  • Quoile Pondage NNR, County Down.

Current status
The number of spring and summer records seems to be increasing, and it is now not unusual for ten or more reports to be received each year. This is despite a significant decline in its numbers across much of Eastern Europe, which is the core part of its range. Breeding in Northern Ireland has been proved only four times, but may have taken place much more often as birds are quite often recorded in the summer months in suitable habitat. Their secretive nature ensures that females and chicks could be easily overlooked.

The garganey is not a quarry species, and is specially protected under the Wildlife (NI) Order 1985.

Why is this species a priority in Northern Ireland?

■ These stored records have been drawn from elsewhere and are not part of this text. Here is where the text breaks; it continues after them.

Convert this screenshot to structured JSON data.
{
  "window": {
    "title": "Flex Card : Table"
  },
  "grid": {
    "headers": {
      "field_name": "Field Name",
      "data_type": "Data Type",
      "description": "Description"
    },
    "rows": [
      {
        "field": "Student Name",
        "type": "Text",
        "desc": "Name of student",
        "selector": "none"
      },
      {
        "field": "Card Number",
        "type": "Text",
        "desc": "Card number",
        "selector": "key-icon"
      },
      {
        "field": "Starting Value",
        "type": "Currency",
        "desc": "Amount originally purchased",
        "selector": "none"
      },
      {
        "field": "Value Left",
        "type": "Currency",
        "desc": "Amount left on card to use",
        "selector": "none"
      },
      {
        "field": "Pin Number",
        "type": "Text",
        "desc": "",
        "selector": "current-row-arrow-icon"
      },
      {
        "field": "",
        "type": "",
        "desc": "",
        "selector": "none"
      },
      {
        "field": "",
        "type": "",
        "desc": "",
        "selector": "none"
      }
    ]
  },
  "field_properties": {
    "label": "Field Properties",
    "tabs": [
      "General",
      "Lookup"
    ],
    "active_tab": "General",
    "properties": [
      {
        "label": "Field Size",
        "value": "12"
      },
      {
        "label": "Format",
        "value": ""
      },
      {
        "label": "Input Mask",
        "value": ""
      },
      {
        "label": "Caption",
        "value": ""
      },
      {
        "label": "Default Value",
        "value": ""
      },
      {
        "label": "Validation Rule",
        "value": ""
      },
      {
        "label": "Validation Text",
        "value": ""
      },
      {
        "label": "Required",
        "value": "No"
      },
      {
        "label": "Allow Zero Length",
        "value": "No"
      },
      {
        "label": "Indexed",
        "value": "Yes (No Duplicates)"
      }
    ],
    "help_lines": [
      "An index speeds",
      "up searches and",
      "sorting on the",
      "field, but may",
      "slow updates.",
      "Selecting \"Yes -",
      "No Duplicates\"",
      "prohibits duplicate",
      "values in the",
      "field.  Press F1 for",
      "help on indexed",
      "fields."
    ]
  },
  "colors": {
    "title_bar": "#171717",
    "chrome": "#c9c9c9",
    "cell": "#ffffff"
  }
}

  • The garganey is Amber listed in both UK and Irish Birds of Conservation Concern lists because it is such a rare breeding bird in both Britain and Ireland.

It is also listed as a Species of European Conservation Concern, in recognition of an ongoing decline in numbers in its eastern European breeding population.

Threats/Causes of decline
In the past, much garganey habitat has been lost through the drainage of wetlands and marshes for agriculture or development. While many wetlands are now protected, some remain vulnerable to land use change and this remains a threat to this species.

Conservation of this species

Current action

  • Some sites for this species are designated as ASSIs. Some are also managed by nature conservation organisations such as RSPB
  • Wetland habitats are covered by management prescriptions under the Countryside Management Scheme operated by the Department of Agriculture and Rural Development
  • Several Northern Ireland Habitat Action Plans provide actions relevant to the conservation of garganey habitat.

Proposed objectives/actions

  • The wintering and breeding status of the garganey will be surveyed and monitored and appropriate conservation action undertaken if required.

What you can do

  • Register records of any garganeys you have seen on Northern Ireland Birdwatchers’ Association, Flightline. Tel: 028 9146 7408
  • Farmers and landowners are encouraged to apply for participation in the Countryside Management Scheme and to manage wetlands according to Countryside Management Scheme prescriptions.

Further information

RSPB fact sheet

BTO fact sheet

NI Habitat Action Plans

Designated areas

Kear, J. (2005). Ducks, geese and swans. Oxford University Press, Oxford.

Text written by:
Allen & Mellon Environmental Ltd.

iNaturalist: Species account : iNaturalist World Species Observations database